The couple know it is unlikely they could replicate that relatively easy crossing today. They’ve settled into their life in Phoenix, where Alejandro works as a cook at an Italian restaurant. Aurelia’s four adult sons from a previous relationship came to Arizona illegally just before she did and live nearby with their families, who followed them across the border. Aurelia now has five grandchildren -- three born in Mexico, two born in the U.S.

Despite the apparent normality of their home, with the flat-screen TV in the living room and the constant parade of grandchildren, the couple live in anxiety that they could be discovered and deported.

Recalling the two-room dirt-floor house where they lived in Mexico, Aurelia said that a return to poverty was not what she feared most about deportation.


“If I go back, I go back,” she said. But “what happens to my mountain of children” who now speak more English than Spanish? “It will be the complete destruction of my family.”

The two hope that a guest-worker program being considered in Congress would allow them to secure legal status so they could return to Mexico to see their ailing parents.

Alejandro last saw his mother in October, when, to attend a funeral, he took his only trip to Mexico since arriving in 1999. The hair-raising nighttime drive back across the border in a smuggler’s truck convinced him he would never again cross without papers.

“I hope one day they change the law so we can return” to Mexico, he said. But just for a visit, he added. “I prefer it here. It’s a better life.”




Alone or with families

A breakdown of illegal immigrants in the United States based on a March 2005 survey:


Solo men: 37%

Families with children who are citizens: 23%

Solo women: 11%

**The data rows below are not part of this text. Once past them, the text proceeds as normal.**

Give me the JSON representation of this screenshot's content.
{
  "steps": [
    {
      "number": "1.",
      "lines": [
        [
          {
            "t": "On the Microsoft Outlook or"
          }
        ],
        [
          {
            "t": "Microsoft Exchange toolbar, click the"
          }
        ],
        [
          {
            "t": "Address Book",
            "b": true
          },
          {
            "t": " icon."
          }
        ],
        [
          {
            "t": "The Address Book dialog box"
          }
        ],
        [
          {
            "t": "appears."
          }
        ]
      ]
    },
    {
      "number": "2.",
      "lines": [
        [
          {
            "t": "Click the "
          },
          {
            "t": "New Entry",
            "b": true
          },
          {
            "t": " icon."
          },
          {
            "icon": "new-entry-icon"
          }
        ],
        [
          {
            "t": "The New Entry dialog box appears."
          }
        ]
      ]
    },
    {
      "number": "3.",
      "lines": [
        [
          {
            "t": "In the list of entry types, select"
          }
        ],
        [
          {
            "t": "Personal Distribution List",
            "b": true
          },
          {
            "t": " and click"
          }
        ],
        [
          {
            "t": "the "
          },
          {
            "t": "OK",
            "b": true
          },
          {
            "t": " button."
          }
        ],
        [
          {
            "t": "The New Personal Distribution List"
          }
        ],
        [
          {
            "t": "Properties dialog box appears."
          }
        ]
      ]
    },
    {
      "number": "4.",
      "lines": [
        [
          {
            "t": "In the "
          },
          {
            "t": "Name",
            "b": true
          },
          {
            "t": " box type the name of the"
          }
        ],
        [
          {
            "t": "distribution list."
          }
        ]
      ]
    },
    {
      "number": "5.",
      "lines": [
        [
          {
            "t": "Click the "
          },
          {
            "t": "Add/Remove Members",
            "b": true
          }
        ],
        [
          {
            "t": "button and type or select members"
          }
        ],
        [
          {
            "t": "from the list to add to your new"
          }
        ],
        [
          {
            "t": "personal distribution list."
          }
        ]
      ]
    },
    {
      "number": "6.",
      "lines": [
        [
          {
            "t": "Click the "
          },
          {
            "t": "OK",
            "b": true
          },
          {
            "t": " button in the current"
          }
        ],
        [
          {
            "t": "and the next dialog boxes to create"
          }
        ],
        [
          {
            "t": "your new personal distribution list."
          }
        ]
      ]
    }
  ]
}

Families with non-citizen children:11%


Couples without children: 10%

Families with citizen and non-citizen children: 7%


Source: Pew Hispanic Center